HALIFAX -- Nova Scotia reported six new cases of COVID-19 on Saturday, bringing the total number of active cases to 95.

Four of the cases are in the Central Zone, and two cases are in the Eastern Zone. All cases are under investigation.

With the new cases, Nova Scotians are being urged to continue to practice precautionary measures.

"As we get into the holiday season, weekends are usually filled with friends, family and shopping, but this year must be different," said Premier Stephen McNeil. "We need to limit our social contacts and non-essential travel, and follow all the other public health protocols. That is how we protect each other and slow the spread of COVID-19."

"It is encouraging to see new case numbers go below the double-digits we have been seeing but it is too soon to relax now," said Nova Scotia's chief medical officer of health Dr. Robert Strang. "We must remain diligent and continue to follow public health orders and advice so we can keep our citizens safe."


On Friday, Nova Scotia Health Authority's labs completed 1,410 Nova Scotia tests.

Since October 1, Nova Scotia has completed 74,664 tests. Of those tests, there have been 275 positive COVID-19 cases, of which 180 have recovered; There have been no deaths.

No one is currently in hospital.

Cases range in age from under 10 to over 70.

There are cases confirmed across the province, but most have been identified in the Central Zone, which contains the Halifax Regional Municipality.

The provincial government says cumulative cases by zone may change as data is updated in Panorama, the province's electronic information system.


On Friday, 276 tests were administered at a rapid-testing pop-up site in Halifax – no positive test results were identified at the site.

On Saturday, rapid testing continued with a pop-up testing site at the Halifax Central Library.

The testing site presented an opportunity for residents to ensure they were COVID-19-free before stepping out anywhere too public. On top of giving peace of mind to all who received a test, the process was hassle-free for most.

"I think we parked like five minutes ago, and we've already been in and out," said resident Ryley Urban, who got tested before gift shopping with her friend, Ian Tenhaff.

"It's one extra step on top of the mask," said Tenhaff of the precautionary measure. "Just part of the civic duty."

As new restrictions have clamped down, rapid testing sites, like the one at the library, have popped up across the HRM.

Of the more than 7,000 rapid tests done, tests revealed people who didn't have COVID-19 symptoms potentially had the virus – 22 times.

"Even one positive is a bonus; having more than that is amazing," says infectious disease specialist Dr. Lisa Barrett. "This is a little bit of a virus hunt."

COVID-19 restrictions for retail, restaurants and gyms in the Halifax area and Hants County have been extended until December 16.

Following a week where new cases were in the double digits in Nova Scotia, Sunday's much lower new case count is encouraging, but health officials say it's too early to relax.

Plans are in the works to expand asymptomatic testing sites targeting people aged 16 to 35 – who are socializing without physical distancing and often with different groups.
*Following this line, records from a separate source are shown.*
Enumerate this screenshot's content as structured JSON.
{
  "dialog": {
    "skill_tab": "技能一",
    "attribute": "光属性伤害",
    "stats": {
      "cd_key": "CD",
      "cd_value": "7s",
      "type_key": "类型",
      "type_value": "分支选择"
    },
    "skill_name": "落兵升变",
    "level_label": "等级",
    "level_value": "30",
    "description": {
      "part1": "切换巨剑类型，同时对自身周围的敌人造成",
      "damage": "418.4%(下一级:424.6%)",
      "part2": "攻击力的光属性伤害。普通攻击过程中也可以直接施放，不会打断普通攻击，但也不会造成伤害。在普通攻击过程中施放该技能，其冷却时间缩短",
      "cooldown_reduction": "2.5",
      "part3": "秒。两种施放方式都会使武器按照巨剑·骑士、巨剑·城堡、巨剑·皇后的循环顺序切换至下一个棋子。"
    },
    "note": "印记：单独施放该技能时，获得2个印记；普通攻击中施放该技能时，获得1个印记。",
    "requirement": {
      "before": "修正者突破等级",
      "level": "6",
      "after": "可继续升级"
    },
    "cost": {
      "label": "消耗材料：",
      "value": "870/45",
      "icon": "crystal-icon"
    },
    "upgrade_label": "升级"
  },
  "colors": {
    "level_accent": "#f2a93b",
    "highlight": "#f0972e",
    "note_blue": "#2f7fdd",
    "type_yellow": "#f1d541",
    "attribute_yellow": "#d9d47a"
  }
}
"I want to be clear that this is not about people getting in trouble," said Dr. Strang on Friday during a press conference. "No one is going to be fined as part of this initiative; you're not going to be asked why you're coming for testing."

Meanwhile, announcements concerning where new testing sites will be are expected on Monday.


Canada's COVID-19 Alert app is available in Nova Scotia.

The app, which can be downloaded through the Apple App Store or Google Play, notifies users if they may have been exposed to someone who has tested positive for COVID-19.


Anyone who experiences a fever or new or worsening cough, or two or more of the following new or worsening symptoms, is encouraged to take an online test or call 811 to determine if they need to be tested for COVID-19:

  • Sore throat
  • Headache
  • Shortness of breath
  • Runny nose/nasal congestion


Anyone who tests positive for COVID-19 is required to self-isolate at home, away from the public, for 14 days.

Anyone who travels to Nova Scotia from outside the Atlantic region for non-essential reasons is required to self-isolate for 14 days and must fill out a self-declaration form before coming to the province. Travellers must self-isolate alone, away from others. If they cannot self-isolate alone, their entire household must also self-isolate for 14 days.

Residents of New Brunswick, Prince Edward Island and Newfoundland and Labrador are not required to self-isolate when travelling to Nova Scotia, but they must be prepared to provide proof of their place of residency at provincial borders.

Visitors from outside the Atlantic region who have already self-isolated in another Atlantic province for 14 days may travel to Nova Scotia without having to self-isolate again.

It is mandatory to wear a face mask in indoor public spaces in Nova Scotia.